Under Ministry of Justice Circular No. 27, it is prohibited to bargain for the illegal sale of dangerous drugs for the lesser offence of illegal possession of drug paraphernalia. It sets out the limits to be respected when negotiating drug cases, including the specific offences that are the subject of negotiations. «While the prosecution and defence may agree to plead guilty, it does not follow that the court will automatically approve the proposal. Judges must always exercise sound discretion in granting or denying hearings, taking into account the relevant circumstances, including the character of the accused,» the Supreme Court said. The revised Guidelines for the Continuous Hearing of Criminal Cases under DIDM Investigative Directive No. 2018-20 stipulate that in the case of «victimless crimes», the arresting officer must be present at the trial in order to give consent, with respect to the prosecutor`s office. For example, a suspect accused of selling shabu that does not exceed one gram may plead guilty to possession of paraphernalia or drug equipment.

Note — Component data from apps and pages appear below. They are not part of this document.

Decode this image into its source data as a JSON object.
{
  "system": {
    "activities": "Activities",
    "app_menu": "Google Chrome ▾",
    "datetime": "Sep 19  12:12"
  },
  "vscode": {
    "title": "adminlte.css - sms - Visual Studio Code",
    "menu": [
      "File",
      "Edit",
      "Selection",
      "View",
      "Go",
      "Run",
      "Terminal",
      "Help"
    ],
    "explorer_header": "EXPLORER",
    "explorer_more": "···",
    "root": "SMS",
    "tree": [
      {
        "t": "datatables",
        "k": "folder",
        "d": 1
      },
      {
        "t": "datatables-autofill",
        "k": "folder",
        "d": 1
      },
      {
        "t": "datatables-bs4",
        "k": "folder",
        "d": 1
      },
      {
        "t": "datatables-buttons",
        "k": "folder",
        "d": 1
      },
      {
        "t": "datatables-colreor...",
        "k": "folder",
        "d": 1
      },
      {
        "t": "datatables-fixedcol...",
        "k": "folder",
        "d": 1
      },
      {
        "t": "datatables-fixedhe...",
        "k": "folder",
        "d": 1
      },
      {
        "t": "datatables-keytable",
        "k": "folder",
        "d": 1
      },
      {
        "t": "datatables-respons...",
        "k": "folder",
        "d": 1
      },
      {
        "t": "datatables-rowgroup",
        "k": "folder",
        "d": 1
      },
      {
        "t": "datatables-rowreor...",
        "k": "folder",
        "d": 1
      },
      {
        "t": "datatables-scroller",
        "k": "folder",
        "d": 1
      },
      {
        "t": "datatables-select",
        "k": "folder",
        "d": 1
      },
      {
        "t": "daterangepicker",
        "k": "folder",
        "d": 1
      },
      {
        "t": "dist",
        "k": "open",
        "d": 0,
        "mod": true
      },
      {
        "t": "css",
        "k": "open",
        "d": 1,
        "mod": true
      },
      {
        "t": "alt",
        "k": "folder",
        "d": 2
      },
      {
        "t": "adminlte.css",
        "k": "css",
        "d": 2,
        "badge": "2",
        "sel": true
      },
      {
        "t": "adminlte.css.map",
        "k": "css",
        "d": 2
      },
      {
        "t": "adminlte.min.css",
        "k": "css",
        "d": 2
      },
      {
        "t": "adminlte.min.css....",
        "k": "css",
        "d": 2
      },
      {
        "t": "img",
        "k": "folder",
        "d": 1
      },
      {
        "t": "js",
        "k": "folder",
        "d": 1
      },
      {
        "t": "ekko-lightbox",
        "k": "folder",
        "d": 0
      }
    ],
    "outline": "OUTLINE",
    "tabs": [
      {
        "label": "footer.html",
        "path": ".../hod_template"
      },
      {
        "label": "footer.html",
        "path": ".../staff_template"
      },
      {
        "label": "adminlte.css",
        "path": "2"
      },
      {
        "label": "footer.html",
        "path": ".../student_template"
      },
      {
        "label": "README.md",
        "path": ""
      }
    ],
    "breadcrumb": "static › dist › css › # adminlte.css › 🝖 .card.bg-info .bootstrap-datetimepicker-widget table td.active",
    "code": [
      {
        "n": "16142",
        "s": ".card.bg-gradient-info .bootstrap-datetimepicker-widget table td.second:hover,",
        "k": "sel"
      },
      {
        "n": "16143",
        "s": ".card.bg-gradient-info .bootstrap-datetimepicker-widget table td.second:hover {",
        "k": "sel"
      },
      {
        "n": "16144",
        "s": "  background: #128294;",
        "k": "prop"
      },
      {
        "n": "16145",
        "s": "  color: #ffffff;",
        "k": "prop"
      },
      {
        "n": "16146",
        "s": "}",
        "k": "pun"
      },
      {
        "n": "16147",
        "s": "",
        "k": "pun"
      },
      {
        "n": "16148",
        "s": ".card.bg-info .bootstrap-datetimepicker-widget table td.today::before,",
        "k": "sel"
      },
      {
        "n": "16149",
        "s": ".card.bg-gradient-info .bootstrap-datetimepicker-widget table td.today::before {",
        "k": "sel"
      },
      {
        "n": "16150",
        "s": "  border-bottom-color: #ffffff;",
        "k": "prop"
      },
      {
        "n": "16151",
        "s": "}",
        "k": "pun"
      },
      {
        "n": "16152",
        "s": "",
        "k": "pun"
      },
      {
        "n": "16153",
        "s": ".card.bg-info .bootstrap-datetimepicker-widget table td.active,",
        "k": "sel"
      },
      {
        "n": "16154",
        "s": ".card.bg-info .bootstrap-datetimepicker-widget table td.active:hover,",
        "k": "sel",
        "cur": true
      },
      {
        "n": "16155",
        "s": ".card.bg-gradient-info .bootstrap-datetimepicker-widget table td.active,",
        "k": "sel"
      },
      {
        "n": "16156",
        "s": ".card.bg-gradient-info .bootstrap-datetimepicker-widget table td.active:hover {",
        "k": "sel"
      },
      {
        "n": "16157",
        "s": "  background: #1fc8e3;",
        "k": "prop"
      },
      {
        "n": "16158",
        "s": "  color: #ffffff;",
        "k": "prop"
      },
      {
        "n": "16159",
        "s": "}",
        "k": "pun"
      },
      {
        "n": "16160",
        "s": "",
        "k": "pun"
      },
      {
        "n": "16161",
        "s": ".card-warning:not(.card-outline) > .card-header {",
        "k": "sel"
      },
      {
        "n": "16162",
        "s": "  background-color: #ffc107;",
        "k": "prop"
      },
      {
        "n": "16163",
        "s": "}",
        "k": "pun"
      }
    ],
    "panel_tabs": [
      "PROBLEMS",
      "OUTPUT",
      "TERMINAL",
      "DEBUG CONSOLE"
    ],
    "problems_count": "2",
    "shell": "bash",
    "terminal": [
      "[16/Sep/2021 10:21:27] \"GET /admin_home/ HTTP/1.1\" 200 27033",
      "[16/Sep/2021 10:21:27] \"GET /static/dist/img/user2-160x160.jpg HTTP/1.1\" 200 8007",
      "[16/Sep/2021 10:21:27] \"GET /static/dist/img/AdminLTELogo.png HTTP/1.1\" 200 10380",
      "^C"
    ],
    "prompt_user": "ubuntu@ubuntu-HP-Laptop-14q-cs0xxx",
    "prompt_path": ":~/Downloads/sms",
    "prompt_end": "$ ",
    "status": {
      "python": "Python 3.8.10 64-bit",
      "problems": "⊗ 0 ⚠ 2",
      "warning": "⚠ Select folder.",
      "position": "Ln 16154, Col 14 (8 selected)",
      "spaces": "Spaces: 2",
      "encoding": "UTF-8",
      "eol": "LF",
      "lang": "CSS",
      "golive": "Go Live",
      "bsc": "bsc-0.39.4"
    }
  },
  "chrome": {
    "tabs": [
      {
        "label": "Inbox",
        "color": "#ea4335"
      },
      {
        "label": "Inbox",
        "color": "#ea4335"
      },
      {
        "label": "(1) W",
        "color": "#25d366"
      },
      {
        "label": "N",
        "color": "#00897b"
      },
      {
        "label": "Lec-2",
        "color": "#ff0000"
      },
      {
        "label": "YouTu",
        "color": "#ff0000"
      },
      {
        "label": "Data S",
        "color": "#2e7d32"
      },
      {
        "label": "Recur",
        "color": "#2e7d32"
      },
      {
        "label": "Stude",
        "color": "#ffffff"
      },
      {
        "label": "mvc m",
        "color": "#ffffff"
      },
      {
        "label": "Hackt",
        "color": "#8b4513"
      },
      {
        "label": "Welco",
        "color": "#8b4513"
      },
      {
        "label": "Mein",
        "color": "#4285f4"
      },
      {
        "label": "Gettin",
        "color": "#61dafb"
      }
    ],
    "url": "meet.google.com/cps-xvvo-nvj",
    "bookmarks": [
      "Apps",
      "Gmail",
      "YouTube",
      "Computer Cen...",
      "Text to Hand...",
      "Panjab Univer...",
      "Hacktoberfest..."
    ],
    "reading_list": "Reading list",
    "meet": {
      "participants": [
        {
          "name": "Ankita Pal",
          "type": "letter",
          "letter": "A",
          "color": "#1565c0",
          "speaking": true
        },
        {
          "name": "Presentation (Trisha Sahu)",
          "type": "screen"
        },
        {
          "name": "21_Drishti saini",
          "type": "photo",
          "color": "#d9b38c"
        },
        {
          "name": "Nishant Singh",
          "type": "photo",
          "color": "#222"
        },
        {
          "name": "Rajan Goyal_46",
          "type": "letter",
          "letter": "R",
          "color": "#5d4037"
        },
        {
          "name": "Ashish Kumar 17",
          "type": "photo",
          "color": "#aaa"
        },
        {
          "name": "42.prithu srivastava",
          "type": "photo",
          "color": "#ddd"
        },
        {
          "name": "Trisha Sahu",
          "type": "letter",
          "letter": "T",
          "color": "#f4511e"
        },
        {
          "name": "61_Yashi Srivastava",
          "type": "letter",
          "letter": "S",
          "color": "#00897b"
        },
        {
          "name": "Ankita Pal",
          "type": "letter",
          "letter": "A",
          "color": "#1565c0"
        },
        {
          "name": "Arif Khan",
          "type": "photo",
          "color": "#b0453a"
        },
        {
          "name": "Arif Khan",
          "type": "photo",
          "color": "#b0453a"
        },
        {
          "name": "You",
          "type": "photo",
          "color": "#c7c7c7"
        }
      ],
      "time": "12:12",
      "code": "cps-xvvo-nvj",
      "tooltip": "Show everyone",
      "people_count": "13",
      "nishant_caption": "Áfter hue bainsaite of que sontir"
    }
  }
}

This reduces his life sentence from just six months to a maximum of four years. The arresting officer must first obtain written authorization from his or her supervisor before agreeing to negotiate. Without the above-mentioned written release, the arresting officer cannot validly consent to the hearing. The offer to plead guilty to a lesser offense, the court noted, «is not legally recoverable from the accused, but is at the discretion of the court.» While the guidelines allow defence and prosecutors to plead guilty, courts are still required to determine that the agreement is consistent with the court`s plea negotiation framework for drug cases. «Given that the court concluded that the plea in the prosecution of drug cases concerns fundamental constitutional rights, it decided to clarify the guidelines it had previously issued in Presidential Decree No. 18-03-16-SC of April 10, 2018,» the Supreme Court said. It was issued after the court declared Section 23 of RA 9165 unconstitutional in Estipona. The purpose of this investigative policy is to establish policies and guidelines to be followed by PNP staff when hearing victimless criminal cases.